Chandri: I built an arc reactor! How many other people get to say they did that?
Me: Well, I guess one.
Chandri: Well, yeah.
[Chandri with her arc reactor off, within reaching distance. I put forth a finger and push.]
Arc reactor: Click. [lights up]
Chandri: Okay, that’s the last time you get to do that.
Tim Burton’s Alice in Wonderland appears to be one of those films — yes, those films — where the viewer rarely comes out feeling ambivalent towards it, but rather feels strongly either side of the spectrum. I happen to belong to the “like it” camp, and thought I’d share my reasons for enjoying it.
As far as I can tell, those who have issues with the movie primarily attribute their distaste to the CGI (and, perhaps on a minor level, to Johnny Depp’s look). I find the special effects pretty much a non-factor, aside from providing the usual Tim Burton quirks — for instance, the Red Queen’s large head (and, hey, Johnny Depp’s look). This is a subjective matter, I’m sure, and we all have our different levels of tolerance and acceptability. I admit to having felt a little hesitant myself when first approaching the movie. I had braced myself after hearing early reports. My wariness was unfounded, as to me, the real-life actors blended into the fantasy world pretty well. Except for a couple of instances, there wasn’t a moment when I was actively conscious of the foreground not jiving with the background, unlike a lot of other movies out there (hello, Hulk. You know I still love you).
One of the key reasons I like this movie is because of the fascinating way it reimagines Lewis Carroll’s story. Quite frankly, I can’t stand the many TV and film adaptations of Alice in Wonderland, because they always go through the material by rote — the story is stagnant, the characters are flat, and it isn’t so much an adaptation as it is a monotone recital. Forget the retelling, it becomes just a telling.
In Tim Burton’s film, however, every character is twisted away from the original version, whether by a smidgen or a complete unhinging. Not only that, they’ve been given a little extra something, just for that typical Burton-esque touch. For instance, it might’ve been enough to portray the White Queen’s floaty, noncommittal persona as a break from the usual staid characterization, but those quick bits of her trying not to gag? The two-toned becomes three-toned. Johnny Depp’s breaks (mental retreats?) into sinister Scottish burr are an excellent touch. Alice’s deep reserve, in the face of typical female protagonists’ descent into overly-emotional outbursts, is a welcome breath of fresh air.
During my most recent rewatching of this movie, I thought of Labyrinth. Why yes, there might be an unfortunate lack of David Bowie and magic pants in Alice in Wonderland, but both films, a generation apart, involve a young woman dropped into a fantasy world and taking on a quest. Not because she feels she has to prove herself to her peers or fears being punished, but because it is the right thing to do.

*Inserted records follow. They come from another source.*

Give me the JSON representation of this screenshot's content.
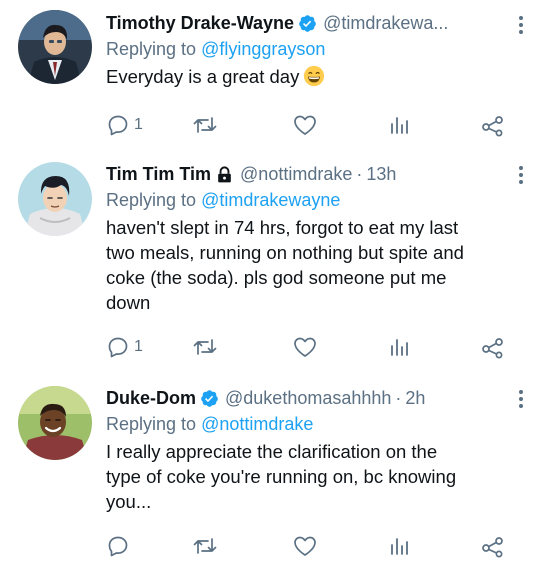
{
  "tweets": [
    {
      "name": "Timothy Drake-Wayne",
      "verified": true,
      "handle": "@timdrakewa...",
      "time": "",
      "reply_prefix": "Replying to",
      "reply_to": "@flyinggrayson",
      "text": "Everyday is a great day",
      "emoji": "grinning-face",
      "reply_count": "1",
      "avatar": "suited-man-avatar"
    },
    {
      "name": "Tim Tim Tim",
      "locked": true,
      "handle": "@nottimdrake",
      "time": "13h",
      "reply_prefix": "Replying to",
      "reply_to": "@timdrakewayne",
      "text_lines": [
        "haven't slept in 74 hrs, forgot to eat my last",
        "two meals, running on nothing but spite and",
        "coke (the soda). pls god someone put me",
        "down"
      ],
      "reply_count": "1",
      "avatar": "hoodie-boy-avatar"
    },
    {
      "name": "Duke-Dom",
      "verified": true,
      "handle": "@dukethomasahhhh",
      "time": "2h",
      "reply_prefix": "Replying to",
      "reply_to": "@nottimdrake",
      "text_lines": [
        "I really appreciate the clarification on the",
        "type of coke you're running on, bc knowing",
        "you..."
      ],
      "reply_count": "",
      "avatar": "smiling-man-avatar"
    }
  ],
  "colors": {
    "accent": "#1da1f2",
    "muted": "#5b7083",
    "text": "#0f1419"
  },
  "icons": [
    "reply-icon",
    "retweet-icon",
    "like-icon",
    "analytics-icon",
    "share-icon",
    "more-icon",
    "verified-badge-icon",
    "lock-icon"
  ]
}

In Labyrinth, even though Sarah is rescuing her baby brother, it’s because she essentially loves him and the right thing to do, not because she dreads her parents finding out. In Alice in Wonderland, though Alice initially rejects the role of slayer that everyone seems to impose upon her, at no point do you feel the other characters truly forcing her or get the impression that her spirit isn’t strong enough to repel their force it they tried — and in the end, though they may hope, the choice is hers. Both women, though they have their moments of doubt and their fantasy worlds toss them every which way, are the ones making the decision to do what they do.
Also, let’s face it, Alice dons some truly excellent dresses in this film. Bonus points in its favour. She does her adventuring while wearing those dresses. Further points from mine hand.
And there you have it: reasons why I like Tim Burton’s Alice in Wonderland. You may certainly agree to disagree, and we can all sit down together for a nice cup of tea and talk about other things. Like our love for Helena Bonham Carter, for one.
P.S. I’d like to point out that a woman, a previously-unknown actress, carried this movie. Yes, I know Johnny Depp was the primary driving force in the marketing actor-wise, and that his name comes up first in the credits, but let’s face it: You can’t have a story about Alice without Alice herself. Same thing with Labyrinth. Fantasy adventure movies with lead female protagonists that appeal to both sexes? Not as strange a concept as one might think.